- How your digital ecosystem/architecture will be structured and delivered
- The reasons and benefits behind this approach for you and your users
- Detail around any third-party apps and integrations that are required and how these would be managed
- Descriptions of specific functionality and features required and how these will be approached technically
- A list of components/blocks that are needed
- An initial sitemap – page types and templates, and how they will relate to each other in a hierarchical structure/user flow
A good digital strategy considers the future as well as the present. Through discovery, you should get a roadmap of what can be delivered in the mid to long-term, as well as the (relatively) short-term. This includes details around how your website/digital product will be initially built and launched with growth and scalability in mind.
A discovery findings document will include several options for how to approach the project, what’s achievable for your budget and what could further be created with future budget allocation. It’ll also include detail around any ongoing investment required, as well as additional costs for licensing third-party apps or software. Once we’ve agreed on a general direction, this will be followed up with a formal statement of work with full cost details and breakdowns.
THE BENEFITS OF A DISCOVERY PHASE
Now you’ve got more of an idea of what to expect to get out of a discovery phase, what does having all of this information actually do for your organisation?

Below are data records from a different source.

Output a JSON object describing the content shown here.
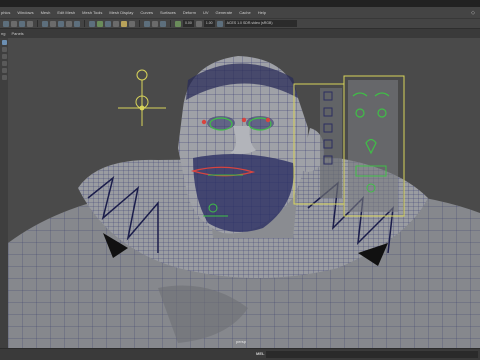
{
  "menubar": {
    "items": [
      "phics",
      "Windows",
      "Mesh",
      "Edit Mesh",
      "Mesh Tools",
      "Mesh Display",
      "Curves",
      "Surfaces",
      "Deform",
      "UV",
      "Generate",
      "Cache",
      "Help"
    ],
    "window_control": "◇"
  },
  "toolbar": {
    "field_a": "0.00",
    "field_b": "1.00",
    "renderer": "ACES 1.0 SDR-video (sRGB)"
  },
  "panel_menu": {
    "items": [
      "ng",
      "Panels"
    ]
  },
  "viewport": {
    "camera_label": "persp"
  },
  "status": {
    "mel_label": "MEL",
    "mel_input": ""
  },
  "colors": {
    "background": "#4a4a4a",
    "mesh_fill": "#8b8d92",
    "wire": "#2c2f6e",
    "control_yellow": "#d8d45a",
    "control_green": "#3fbf46",
    "control_red": "#d8443f",
    "menubar": "#444444"
  }
}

Project clarity and strategy
Discovery helps you to hone in on the actions that need to be prioritised to achieve your goals. You get a clear vision and way forward, enabling you to align all of your internal stakeholders’ expectations early on – mitigating the risk of the dreaded scope creep further down the line.
As we’ve just touched on, the discovery process gives you actionable insight based on data and in-depth research into your organisation, your industry and your users. Having a clear roadmap backed up by data and insight can also help to secure internal buy-in for your project, and justify any budget spend.
Improved risk management
The discovery process helps you to identify any potential risks – as well as opportunities – early on. With a clear plan, you can spot potential roadblocks and plan potential mitigation strategies before they crop up. And because the technical approach has been thoroughly researched, you’re less likely to run into problems that could derail the project during the build phase.
Quite possibly the number one benefit of conducting a discovery phase is challenging the assumptions you have about your project. You’re naturally going to have an internalised view of your organisation, and bringing in an external point of view helps to uncover new ways forward you may not have thought of before. You also bring more knowledge and expertise to the table around digital technologies and processes. Combining this with your in-depth knowledge of your organisation makes for some powerful commercial insights to inform your digital strategy.
Discovery is a process which unlocks invaluable insight into your organisation and your digital strategy. A discovery phase will undoubtedly result in a higher-quality, user-centric end product (and less stress!)
Need some help unlocking the way forward? Get in touch to find out more about our discovery process and how it could help you.